We never do get the narrator's name, though her evil sisters call her "bull hands." We'd never do that, though, unless we wanted a serious beating in return. Despite being nameless, the narrator is the person we follow through the story as she's directly involved in the action of everything that unfolds.
The narrator is the only one in the house when Abuelita dies, and her description of cleaning Abuelita's body is intimate and firsthand:
"I removed a few strands of hair from Abuelita's face and held her small light head within the hollow of my neck." (16)

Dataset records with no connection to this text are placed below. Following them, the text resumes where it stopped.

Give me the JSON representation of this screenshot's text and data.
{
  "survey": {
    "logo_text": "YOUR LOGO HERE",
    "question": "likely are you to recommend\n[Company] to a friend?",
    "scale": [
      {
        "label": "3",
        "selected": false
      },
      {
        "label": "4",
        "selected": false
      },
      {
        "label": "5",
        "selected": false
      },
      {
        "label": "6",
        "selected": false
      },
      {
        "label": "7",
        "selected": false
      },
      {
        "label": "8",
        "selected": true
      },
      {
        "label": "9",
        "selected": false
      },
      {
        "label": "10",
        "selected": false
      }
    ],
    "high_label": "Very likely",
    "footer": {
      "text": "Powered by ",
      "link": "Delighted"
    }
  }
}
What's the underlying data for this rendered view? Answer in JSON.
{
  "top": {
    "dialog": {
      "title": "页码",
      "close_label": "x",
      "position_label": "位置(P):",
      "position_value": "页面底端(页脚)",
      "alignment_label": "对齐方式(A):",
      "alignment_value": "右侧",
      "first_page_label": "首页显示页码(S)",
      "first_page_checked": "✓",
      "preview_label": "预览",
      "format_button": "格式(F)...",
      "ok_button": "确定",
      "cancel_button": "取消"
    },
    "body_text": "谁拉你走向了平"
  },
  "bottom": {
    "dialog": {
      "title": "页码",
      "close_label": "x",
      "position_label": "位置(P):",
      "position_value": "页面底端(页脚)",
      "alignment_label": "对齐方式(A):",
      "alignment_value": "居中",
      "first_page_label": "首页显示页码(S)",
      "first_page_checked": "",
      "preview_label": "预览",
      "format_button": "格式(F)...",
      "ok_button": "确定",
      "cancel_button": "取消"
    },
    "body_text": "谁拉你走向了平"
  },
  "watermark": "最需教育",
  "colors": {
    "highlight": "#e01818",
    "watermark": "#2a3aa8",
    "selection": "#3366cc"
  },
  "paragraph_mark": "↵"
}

This is a stark and vulnerable moment, one in which our often brusque leading lady shows incredible tenderness. By having her narrate the story, we are privy to these complexities of hers—complexities few others seem aware of.